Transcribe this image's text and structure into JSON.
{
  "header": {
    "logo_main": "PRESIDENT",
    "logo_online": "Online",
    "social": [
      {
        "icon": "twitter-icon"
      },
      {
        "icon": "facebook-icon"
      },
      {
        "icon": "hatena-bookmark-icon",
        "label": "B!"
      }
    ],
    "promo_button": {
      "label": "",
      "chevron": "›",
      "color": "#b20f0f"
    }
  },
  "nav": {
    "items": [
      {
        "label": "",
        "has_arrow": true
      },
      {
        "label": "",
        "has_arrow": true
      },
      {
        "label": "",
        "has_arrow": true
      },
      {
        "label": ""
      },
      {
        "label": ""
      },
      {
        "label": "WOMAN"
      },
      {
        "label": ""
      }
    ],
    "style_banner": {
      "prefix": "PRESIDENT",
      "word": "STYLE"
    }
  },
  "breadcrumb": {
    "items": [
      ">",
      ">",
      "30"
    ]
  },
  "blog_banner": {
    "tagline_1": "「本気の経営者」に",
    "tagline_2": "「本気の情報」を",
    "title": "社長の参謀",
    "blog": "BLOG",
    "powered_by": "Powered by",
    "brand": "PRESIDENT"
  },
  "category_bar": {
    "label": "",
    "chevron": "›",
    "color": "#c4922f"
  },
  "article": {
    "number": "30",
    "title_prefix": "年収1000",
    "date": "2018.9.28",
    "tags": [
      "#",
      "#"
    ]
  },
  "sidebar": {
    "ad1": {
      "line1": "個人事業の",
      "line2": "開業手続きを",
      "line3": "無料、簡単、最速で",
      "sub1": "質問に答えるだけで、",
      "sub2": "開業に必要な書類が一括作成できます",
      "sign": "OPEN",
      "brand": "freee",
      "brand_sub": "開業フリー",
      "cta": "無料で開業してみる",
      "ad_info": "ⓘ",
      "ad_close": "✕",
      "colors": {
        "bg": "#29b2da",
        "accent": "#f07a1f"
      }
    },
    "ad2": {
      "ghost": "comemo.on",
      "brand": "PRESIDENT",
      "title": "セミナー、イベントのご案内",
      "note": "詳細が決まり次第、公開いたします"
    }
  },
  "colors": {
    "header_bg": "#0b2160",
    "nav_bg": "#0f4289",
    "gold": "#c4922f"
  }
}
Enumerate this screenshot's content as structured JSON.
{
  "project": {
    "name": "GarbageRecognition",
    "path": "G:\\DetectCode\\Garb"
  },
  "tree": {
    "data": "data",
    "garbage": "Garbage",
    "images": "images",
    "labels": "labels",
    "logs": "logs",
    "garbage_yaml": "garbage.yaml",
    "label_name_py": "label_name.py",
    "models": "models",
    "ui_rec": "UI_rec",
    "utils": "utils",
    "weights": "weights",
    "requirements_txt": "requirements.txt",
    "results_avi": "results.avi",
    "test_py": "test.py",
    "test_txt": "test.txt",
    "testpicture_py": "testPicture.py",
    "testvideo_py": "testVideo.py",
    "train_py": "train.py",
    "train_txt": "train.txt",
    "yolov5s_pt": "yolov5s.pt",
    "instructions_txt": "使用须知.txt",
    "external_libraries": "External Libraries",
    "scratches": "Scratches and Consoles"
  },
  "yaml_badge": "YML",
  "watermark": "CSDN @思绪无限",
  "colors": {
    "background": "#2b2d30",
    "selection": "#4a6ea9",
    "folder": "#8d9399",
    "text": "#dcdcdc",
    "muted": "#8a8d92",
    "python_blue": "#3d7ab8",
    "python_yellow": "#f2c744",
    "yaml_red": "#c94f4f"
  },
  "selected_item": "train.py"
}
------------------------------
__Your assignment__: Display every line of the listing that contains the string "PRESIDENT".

__Task result__:
    "logo_main": "PRESIDENT",
      "prefix": "PRESIDENT",
    "brand": "PRESIDENT"
      "brand": "PRESIDENT",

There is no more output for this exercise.